Hurricane Delta on its current forecast track will come ashore late Friday night or early Saturday morning. Delta is currently expected to make landfall in Louisiana south of New Orleans. As we saw with Hurricane Sally, though, these storm can and do move and meander from their anticipated paths.
Gov. Kay Ivey has ordered tourists along the Alabama coasts and in vulnerable areas of Mobile and Baldwin Counties to evacuate the area today.
Delta is a much bigger storm than Sally. It is currently a category four Hurricane with 130 mile per hour winds.

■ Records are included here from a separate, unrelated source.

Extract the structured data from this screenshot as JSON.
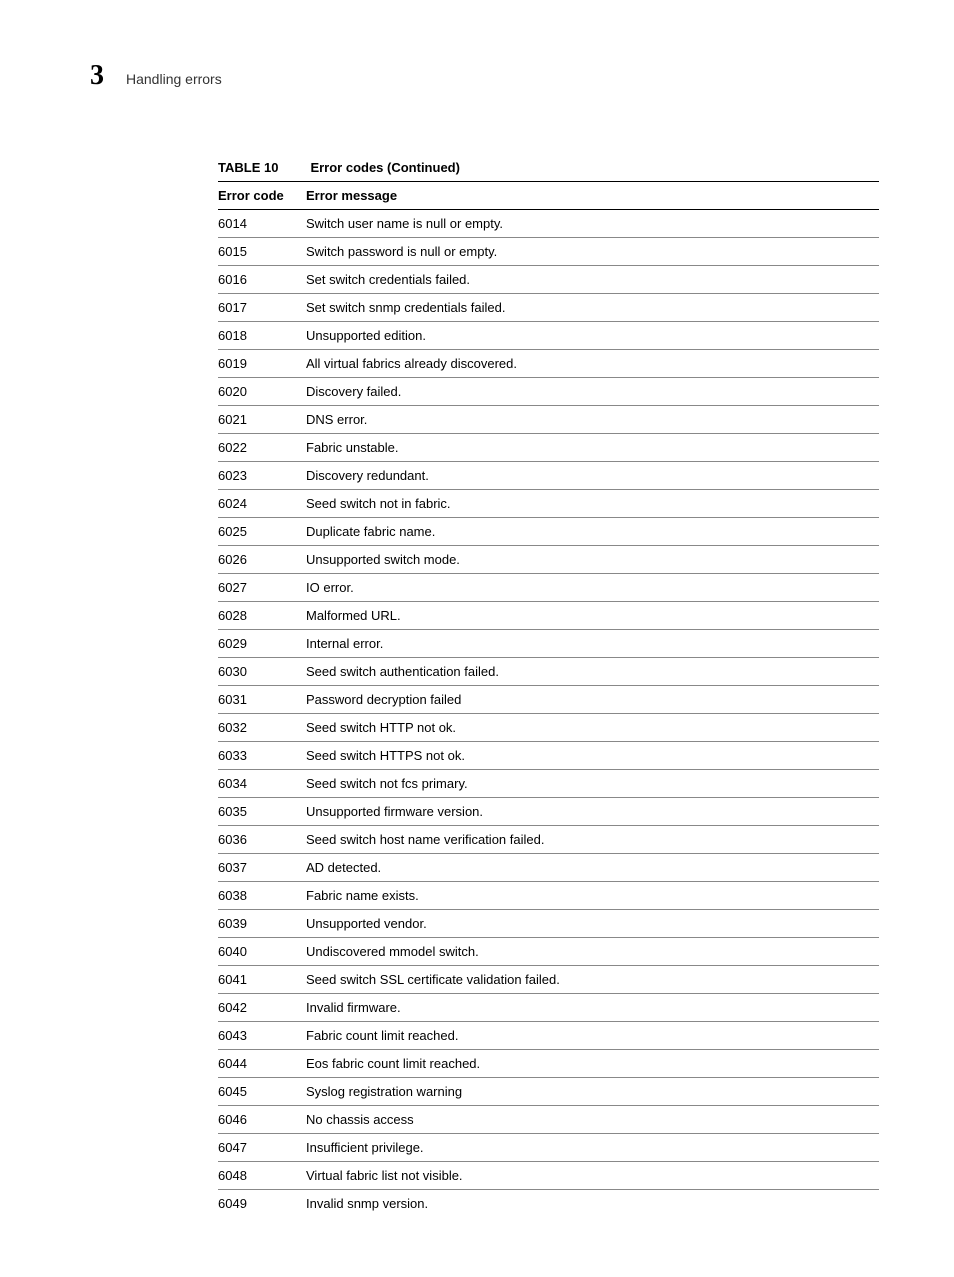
{
  "header": {
    "chapter_number": "3",
    "section_title": "Handling errors"
  },
  "table": {
    "label": "TABLE 10",
    "title": "Error codes (Continued)",
    "columns": {
      "code": "Error code",
      "message": "Error message"
    },
    "rows": [
      {
        "code": "6014",
        "message": "Switch user name is null or empty."
      },
      {
        "code": "6015",
        "message": "Switch password is null or empty."
      },
      {
        "code": "6016",
        "message": "Set switch credentials failed."
      },
      {
        "code": "6017",
        "message": "Set switch snmp credentials failed."
      },
      {
        "code": "6018",
        "message": "Unsupported edition."
      },
      {
        "code": "6019",
        "message": "All virtual fabrics already discovered."
      },
      {
        "code": "6020",
        "message": "Discovery failed."
      },
      {
        "code": "6021",
        "message": "DNS error."
      },
      {
        "code": "6022",
        "message": "Fabric unstable."
      },
      {
        "code": "6023",
        "message": "Discovery redundant."
      },
      {
        "code": "6024",
        "message": "Seed switch not in fabric."
      },
      {
        "code": "6025",
        "message": "Duplicate fabric name."
      },
      {
        "code": "6026",
        "message": "Unsupported switch mode."
      },
      {
        "code": "6027",
        "message": "IO error."
      },
      {
        "code": "6028",
        "message": "Malformed URL."
      },
      {
        "code": "6029",
        "message": "Internal error."
      },
      {
        "code": "6030",
        "message": "Seed switch authentication failed."
      },
      {
        "code": "6031",
        "message": "Password decryption failed"
      },
      {
        "code": "6032",
        "message": "Seed switch HTTP not ok."
      },
      {
        "code": "6033",
        "message": "Seed switch HTTPS not ok."
      },
      {
        "code": "6034",
        "message": "Seed switch not fcs primary."
      },
      {
        "code": "6035",
        "message": "Unsupported firmware version."
      },
      {
        "code": "6036",
        "message": "Seed switch host name verification failed."
      },
      {
        "code": "6037",
        "message": "AD detected."
      },
      {
        "code": "6038",
        "message": "Fabric name exists."
      },
      {
        "code": "6039",
        "message": "Unsupported vendor."
      },
      {
        "code": "6040",
        "message": "Undiscovered mmodel switch."
      },
      {
        "code": "6041",
        "message": "Seed switch SSL certificate validation failed."
      },
      {
        "code": "6042",
        "message": "Invalid firmware."
      },
      {
        "code": "6043",
        "message": "Fabric count limit reached."
      },
      {
        "code": "6044",
        "message": "Eos fabric count limit reached."
      },
      {
        "code": "6045",
        "message": "Syslog registration warning"
      },
      {
        "code": "6046",
        "message": "No chassis access"
      },
      {
        "code": "6047",
        "message": "Insufficient privilege."
      },
      {
        "code": "6048",
        "message": "Virtual fabric list not visible."
      },
      {
        "code": "6049",
        "message": "Invalid snmp version."
      }
    ]
  }
}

According to the National Weather Service, Delta is anticipated to make landfall as a category three.
It has weakened somewhat as it has impacted Cancun and the Yucatán Peninsula, but is anticipated to re-intensify as it moves over the Gulf of Mexico, but will weaken somewhat when it reaches the northern Gulf, due to lower water temperature levels.
Authorities are warning that there is an increasing likelihood of life-threatening storm surge and dangerous hurricane-force winds, especially along the coasts of Louisiana and Mississippi, beginning on Friday.

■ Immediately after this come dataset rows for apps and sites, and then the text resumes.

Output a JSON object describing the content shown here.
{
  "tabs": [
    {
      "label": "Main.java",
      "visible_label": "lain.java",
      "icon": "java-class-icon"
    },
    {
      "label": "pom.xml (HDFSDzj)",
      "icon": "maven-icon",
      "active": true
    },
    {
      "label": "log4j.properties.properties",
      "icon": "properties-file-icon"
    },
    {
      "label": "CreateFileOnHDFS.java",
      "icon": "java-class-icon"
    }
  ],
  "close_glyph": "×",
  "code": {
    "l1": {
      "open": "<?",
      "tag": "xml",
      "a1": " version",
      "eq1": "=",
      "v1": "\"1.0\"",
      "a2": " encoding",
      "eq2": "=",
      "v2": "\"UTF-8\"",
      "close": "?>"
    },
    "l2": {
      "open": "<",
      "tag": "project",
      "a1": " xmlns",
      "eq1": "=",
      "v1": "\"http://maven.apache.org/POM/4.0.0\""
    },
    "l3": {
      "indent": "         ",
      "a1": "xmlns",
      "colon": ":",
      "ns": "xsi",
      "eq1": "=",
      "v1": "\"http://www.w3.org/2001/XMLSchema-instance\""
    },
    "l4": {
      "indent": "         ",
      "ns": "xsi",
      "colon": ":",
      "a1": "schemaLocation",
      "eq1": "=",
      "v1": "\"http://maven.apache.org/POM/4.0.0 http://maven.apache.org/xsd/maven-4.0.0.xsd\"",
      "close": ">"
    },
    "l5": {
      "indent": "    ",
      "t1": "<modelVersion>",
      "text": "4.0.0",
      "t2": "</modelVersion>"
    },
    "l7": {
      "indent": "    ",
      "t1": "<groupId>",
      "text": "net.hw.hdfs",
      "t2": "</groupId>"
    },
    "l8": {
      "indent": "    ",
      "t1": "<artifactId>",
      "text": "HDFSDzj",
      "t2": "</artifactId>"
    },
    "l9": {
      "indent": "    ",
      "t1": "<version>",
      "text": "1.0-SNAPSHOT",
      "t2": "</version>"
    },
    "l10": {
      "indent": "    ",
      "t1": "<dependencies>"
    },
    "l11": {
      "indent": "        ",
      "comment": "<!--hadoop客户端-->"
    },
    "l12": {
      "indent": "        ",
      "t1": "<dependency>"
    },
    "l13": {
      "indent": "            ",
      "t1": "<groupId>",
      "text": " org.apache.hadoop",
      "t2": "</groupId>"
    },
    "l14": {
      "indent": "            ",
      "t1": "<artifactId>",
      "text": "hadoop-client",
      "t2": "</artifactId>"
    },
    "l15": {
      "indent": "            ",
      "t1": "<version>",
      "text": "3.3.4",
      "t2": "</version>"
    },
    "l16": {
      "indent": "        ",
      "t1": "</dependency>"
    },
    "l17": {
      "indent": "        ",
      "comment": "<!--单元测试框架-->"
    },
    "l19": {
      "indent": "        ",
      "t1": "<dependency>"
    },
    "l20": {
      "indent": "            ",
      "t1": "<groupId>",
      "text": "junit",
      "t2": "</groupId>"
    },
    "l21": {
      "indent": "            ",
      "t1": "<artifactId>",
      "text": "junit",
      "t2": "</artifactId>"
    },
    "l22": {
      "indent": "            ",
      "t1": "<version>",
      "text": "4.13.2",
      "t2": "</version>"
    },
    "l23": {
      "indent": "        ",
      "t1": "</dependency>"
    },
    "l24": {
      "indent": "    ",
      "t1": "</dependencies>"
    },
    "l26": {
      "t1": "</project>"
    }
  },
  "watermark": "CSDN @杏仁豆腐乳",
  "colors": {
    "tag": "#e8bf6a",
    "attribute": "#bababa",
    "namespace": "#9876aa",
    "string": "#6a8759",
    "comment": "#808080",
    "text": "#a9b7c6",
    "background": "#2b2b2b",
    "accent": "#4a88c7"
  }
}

Due to the size of Hurricane Delta, some storm surge flooding is likely as far east as the Alabama Gulf Coast.
Typically, the east side of a hurricane gets the heaviest rain and Alabama will be on the east side of the circulation. Delta is expected to lead to widespread rainfall on Friday night, Saturday and Saturday night.
A few brief, isolated tornadoes are possible mainly over western Alabama Saturday, according to Tuesday’s forecast. Winds Saturday will be mostly in the 15-25 range across Alabama, but a few spots over the western part of the state could see gusts to 40 mph.
Again, it is possible that Hurricane Delta will track to the west and be a smaller impact on Alabama. It is equally possible that the storm could track further east than what is currently being predicted, as we saw with Hurricane Sally, and present even more of a threat.
Residents of the Alabama Coast and low-lying areas of Mobile and Baldwin Counties should watch the weather forecasts closely and be prepared to implement their hurricane plans if the forecast changes for the worst.
“Now is the time to maintain good situational awareness of Hurricane Delta and get prepared in case the impacts affect us here locally,” the Mobile County Emergency Management Agency said Tuesday. “Mobile County residents, now is the time to prepare, get your disaster supplies also continue to monitor Hurricane Delta and be prepared to make a safe decision for you and your family if necessary.”
Many parts of the Alabama Gulf Coast are still doing repairs from Hurricane Sally. This has been the busiest storm season on record, with Hurricanes Laura, Sally and Beta being the most memorable.
All 21 hurricane names that were planned for this year have already been used and now the National Weather Service is naming storms after letters in the Greek alphabet.